* US 3’s “Cantaloop (Flip Fantasia)” (Blue Note). A further, more sophisticated and witty step into the world of jazz-flavored hip-hop that was popularized this year by Digable Planets.
Now, the year’s 10 most memorable singles:
10. Belly’s “Feed the Tree” (Sire/Reprise). Combining the tuneful vitality of R.E.M. with the mystic charm of 10,000 Maniacs, this invigorating single is better than a cup of coffee for getting you started in the morning.
9. Dr. Dre’s “Nuthin’ But a ‘G’ Thang” (Death Row/Interscope). It’s like that and like this and like that, and huh.

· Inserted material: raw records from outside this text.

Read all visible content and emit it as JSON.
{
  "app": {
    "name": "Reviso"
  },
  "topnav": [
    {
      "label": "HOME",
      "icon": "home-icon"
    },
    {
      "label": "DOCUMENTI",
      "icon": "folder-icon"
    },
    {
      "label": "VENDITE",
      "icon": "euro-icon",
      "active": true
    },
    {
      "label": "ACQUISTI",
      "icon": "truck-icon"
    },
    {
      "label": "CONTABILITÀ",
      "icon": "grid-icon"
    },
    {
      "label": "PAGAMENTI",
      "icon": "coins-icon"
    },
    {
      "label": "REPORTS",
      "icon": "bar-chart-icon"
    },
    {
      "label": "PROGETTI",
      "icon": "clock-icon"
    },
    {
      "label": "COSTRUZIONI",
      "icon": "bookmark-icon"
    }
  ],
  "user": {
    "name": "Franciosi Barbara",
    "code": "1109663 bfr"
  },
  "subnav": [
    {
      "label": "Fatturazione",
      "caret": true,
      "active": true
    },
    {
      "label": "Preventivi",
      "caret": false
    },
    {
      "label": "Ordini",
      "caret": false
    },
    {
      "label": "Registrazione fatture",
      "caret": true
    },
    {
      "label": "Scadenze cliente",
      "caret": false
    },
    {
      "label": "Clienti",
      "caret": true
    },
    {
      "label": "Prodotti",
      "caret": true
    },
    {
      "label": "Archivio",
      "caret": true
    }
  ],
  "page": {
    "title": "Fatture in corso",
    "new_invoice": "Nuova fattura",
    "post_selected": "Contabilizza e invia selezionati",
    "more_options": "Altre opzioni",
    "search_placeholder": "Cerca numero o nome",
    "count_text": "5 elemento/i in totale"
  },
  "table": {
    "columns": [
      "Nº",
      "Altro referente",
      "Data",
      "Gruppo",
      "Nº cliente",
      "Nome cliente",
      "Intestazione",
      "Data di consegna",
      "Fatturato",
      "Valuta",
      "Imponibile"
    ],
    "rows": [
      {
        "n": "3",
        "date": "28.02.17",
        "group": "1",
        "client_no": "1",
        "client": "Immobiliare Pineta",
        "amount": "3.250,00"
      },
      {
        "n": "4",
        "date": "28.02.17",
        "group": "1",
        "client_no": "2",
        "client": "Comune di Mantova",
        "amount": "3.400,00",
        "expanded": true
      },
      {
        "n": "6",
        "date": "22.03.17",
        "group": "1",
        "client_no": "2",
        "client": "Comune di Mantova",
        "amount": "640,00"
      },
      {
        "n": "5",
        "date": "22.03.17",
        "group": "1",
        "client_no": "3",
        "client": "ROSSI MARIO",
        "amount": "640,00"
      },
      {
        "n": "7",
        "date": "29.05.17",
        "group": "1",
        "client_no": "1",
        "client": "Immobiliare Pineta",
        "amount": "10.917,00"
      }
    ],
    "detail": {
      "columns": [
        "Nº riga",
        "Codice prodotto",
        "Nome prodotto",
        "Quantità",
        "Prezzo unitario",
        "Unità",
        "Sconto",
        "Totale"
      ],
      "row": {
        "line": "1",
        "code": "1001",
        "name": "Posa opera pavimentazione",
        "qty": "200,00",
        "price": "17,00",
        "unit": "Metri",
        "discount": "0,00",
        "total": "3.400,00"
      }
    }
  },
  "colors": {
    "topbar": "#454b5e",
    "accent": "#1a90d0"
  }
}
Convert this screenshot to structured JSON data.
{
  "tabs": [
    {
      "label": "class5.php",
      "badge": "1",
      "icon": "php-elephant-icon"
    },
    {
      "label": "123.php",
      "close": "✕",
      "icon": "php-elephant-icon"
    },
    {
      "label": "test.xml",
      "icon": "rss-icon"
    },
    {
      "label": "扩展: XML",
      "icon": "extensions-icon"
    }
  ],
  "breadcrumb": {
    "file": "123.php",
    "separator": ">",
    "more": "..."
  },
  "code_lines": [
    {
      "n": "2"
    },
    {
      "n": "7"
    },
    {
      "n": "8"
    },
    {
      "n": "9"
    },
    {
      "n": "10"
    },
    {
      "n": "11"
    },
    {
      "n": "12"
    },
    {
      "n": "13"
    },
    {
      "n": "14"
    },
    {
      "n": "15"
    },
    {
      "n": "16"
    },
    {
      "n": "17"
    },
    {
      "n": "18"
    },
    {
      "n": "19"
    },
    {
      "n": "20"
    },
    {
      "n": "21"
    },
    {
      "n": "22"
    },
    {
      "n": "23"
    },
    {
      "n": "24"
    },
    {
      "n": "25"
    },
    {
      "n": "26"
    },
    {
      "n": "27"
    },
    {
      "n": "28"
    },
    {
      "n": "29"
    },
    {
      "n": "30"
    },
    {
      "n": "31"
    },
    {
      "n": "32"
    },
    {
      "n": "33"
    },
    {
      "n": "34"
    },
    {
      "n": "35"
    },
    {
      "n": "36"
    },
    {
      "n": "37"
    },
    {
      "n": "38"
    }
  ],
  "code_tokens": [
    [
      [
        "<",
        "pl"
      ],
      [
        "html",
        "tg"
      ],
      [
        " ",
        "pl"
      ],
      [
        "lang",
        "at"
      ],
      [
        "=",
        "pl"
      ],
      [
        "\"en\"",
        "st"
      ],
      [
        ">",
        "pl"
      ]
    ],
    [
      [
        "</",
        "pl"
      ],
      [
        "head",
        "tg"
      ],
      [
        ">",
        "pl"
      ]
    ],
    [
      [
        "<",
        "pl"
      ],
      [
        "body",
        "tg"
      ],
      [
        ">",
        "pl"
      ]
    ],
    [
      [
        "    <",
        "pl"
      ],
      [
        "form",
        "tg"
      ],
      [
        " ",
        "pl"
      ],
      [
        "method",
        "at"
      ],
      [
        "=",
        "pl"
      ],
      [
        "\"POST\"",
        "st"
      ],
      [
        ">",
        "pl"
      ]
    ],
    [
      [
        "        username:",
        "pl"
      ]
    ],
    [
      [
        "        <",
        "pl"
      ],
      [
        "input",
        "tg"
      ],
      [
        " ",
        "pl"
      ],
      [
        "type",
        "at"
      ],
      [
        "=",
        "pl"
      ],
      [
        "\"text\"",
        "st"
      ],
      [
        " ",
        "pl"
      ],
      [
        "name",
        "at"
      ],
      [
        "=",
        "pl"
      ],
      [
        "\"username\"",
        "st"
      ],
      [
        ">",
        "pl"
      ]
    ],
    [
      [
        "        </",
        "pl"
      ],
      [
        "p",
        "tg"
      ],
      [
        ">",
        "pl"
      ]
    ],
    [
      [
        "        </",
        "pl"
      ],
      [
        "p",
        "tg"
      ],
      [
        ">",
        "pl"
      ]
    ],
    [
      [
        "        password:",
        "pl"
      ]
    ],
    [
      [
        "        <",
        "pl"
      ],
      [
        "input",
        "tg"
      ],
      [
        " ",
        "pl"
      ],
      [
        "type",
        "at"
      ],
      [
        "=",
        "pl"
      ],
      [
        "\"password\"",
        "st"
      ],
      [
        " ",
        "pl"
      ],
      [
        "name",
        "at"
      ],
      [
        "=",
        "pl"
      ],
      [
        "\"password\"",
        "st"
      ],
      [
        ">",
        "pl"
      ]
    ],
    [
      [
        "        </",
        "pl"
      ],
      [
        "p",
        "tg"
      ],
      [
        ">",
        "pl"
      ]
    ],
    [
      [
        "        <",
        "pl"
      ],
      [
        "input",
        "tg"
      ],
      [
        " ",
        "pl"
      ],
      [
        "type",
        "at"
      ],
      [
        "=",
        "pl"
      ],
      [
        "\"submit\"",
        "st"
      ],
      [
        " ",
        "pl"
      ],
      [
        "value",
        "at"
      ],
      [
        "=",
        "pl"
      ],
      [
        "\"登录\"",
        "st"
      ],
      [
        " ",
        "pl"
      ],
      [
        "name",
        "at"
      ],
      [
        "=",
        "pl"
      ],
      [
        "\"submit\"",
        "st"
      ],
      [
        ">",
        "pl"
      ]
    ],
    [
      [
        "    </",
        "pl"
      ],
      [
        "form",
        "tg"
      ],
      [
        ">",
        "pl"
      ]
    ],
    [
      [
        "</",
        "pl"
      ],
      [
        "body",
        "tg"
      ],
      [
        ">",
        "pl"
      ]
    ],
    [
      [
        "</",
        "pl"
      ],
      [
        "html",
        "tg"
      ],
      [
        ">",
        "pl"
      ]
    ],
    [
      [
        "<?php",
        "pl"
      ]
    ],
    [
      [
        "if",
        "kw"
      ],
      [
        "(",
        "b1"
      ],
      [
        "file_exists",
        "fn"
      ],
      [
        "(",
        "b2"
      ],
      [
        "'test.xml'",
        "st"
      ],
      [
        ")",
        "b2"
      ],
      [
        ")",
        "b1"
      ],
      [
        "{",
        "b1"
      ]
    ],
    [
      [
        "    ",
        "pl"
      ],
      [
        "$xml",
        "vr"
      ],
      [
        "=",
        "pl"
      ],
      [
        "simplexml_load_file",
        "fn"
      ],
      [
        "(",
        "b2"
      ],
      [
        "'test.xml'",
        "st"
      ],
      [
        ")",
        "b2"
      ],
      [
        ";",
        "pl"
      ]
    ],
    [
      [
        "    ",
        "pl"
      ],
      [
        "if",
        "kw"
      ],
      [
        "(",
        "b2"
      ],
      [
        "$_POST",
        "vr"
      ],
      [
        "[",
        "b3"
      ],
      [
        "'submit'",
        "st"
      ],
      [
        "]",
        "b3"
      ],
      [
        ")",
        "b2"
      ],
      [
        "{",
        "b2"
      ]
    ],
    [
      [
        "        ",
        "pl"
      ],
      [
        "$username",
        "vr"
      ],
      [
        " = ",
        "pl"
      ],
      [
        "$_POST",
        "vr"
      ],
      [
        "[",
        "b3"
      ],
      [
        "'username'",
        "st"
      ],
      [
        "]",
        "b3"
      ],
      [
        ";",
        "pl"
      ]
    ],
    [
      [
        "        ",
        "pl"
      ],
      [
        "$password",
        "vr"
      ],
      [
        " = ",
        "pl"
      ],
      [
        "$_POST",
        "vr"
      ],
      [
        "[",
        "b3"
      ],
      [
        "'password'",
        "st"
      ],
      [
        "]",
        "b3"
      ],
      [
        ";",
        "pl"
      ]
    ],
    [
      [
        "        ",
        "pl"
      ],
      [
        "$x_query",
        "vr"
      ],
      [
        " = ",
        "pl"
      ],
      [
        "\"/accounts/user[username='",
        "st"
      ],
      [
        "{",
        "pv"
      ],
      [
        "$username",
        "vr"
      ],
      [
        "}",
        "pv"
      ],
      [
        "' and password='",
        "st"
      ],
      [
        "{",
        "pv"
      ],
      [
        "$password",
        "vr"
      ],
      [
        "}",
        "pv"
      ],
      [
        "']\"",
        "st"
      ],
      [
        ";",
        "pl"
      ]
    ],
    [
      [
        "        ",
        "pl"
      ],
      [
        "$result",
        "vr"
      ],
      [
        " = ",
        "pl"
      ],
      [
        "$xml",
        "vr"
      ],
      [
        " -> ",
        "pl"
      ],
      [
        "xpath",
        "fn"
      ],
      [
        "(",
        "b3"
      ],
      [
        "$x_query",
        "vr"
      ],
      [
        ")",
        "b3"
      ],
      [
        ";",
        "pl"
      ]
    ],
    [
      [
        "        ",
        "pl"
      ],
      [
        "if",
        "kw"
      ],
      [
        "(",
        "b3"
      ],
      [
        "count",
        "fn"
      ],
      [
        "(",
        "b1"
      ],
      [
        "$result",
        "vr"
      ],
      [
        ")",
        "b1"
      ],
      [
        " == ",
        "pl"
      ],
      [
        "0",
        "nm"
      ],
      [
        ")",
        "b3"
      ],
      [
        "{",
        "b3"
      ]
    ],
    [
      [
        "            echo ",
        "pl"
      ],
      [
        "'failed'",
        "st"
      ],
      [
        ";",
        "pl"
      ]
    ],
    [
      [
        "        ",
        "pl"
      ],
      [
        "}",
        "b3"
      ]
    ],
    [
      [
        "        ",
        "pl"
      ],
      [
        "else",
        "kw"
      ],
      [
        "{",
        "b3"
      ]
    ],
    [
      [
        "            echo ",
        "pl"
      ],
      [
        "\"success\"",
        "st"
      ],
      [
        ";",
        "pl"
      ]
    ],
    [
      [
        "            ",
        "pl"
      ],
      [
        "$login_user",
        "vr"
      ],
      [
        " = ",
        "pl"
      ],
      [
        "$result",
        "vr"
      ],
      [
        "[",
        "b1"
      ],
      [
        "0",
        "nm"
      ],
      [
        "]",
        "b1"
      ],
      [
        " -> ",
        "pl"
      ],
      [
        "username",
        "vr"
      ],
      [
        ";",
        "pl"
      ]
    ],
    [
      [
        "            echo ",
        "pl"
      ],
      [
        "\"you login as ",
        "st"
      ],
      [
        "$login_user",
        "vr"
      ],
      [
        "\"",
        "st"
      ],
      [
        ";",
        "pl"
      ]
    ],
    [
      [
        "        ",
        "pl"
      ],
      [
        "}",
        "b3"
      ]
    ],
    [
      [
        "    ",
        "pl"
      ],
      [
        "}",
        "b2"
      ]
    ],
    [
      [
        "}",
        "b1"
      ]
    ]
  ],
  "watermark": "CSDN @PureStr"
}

The pop hook of the year.
8. Janet Jackson’s “That’s the Way Love Goes” (A&M;). You might have to go all the way back to Smokey Robinson and the Miracles or, even, the Drifters to find summer pop as silky and as inviting as this.
7. Snoop Doggy Dogg’s “What’s My Name” (Death Row/Interscope). The chest-thumping bravado is annoying, but Snoop sings-raps with the fluidity of Sam Cooke and Dre’s production is at its most seductive.
6. R.E.M.'s “Everybody Hurts” (Warner Bros.). There’s a sense of comfort and community in the single that is reminiscent of simplicity and warmth of John Lennon’s “Imagine.”
5. Nirvana’s “Heart-Shaped Box” (DGC). This didn’t duplicate the radio breakthrough of “Smells Like Teen Spirit,” but the naked emotion of the song--inspired by a TV documentary about a child’s terminal illness--connected on an even deeper, more personal level.
4. Digable Planets’ “Rebirth of Slick (Cool Like Dat)” (Pendulum). A cultural celebration whose jazz and funk licks are smart, sassy and fun.
3. Smashing Pumpkins’ “Cherub Rock” (Virgin). Even if you’ve never sat on a motorcycle, there’s something about the best rock singles--from Springsteen’s “Born to Run” to Jesus & Mary Chain’s “Head On"--that makes you understand the freedom and adrenaline rush of a high-speed run. From the opening guitar riff, “Cherub Rock” takes you on that ride.
2. R.E.M.'s “Man on the Moon” (Warner Bros.) Sometimes pop or rock can be so disarming that you don’t even need to feel that wind in your hair. There is such a magical quality to this toast to the innocence and wonder of life that you can’t help but feel uplifted.
1. Ice Cube’s “It Was a Good Day” (Priority). Note: there are two versions of the song. The original, R-rated rendition, with its graphic sexual fantasy, is on Cube’s “The Predator” album. The more polite, radio-friendly version is available as a cassette single. While the latter is certainly more suitable for radio and young ears, the contrast between the raw language and the peaceful longing on the original makes it a more powerful and convincing commentary.
Another ’93 Countdown: “Rebirth of Slick (Cool Like Dat)” by Digable Planets was nominated by colleague Dennis Hunt as the year’s top single. The rest of his Top 10, in order: Snoop Doggy Dogg’s “What’s My Name,” Salt-n-Pepa’s “Shoop,” Dr. Dre’s “Nuthin’ But a ‘G’ Thang,” 4 Non Blondes’ “What’s Up,” Ice Cube’s “It Was a Good Day,” Arrested Development’s “Mr. Wendal,” the Clint Black-Wynonna Judd duet on “A Bad Goodbye,” US 3’s “Cantaloop (Flip Fantasia)” and the Cranberries’ “Linger.”
Rating 1993’s best albums and rounding up the year in pop. In Sunday’s Calendar.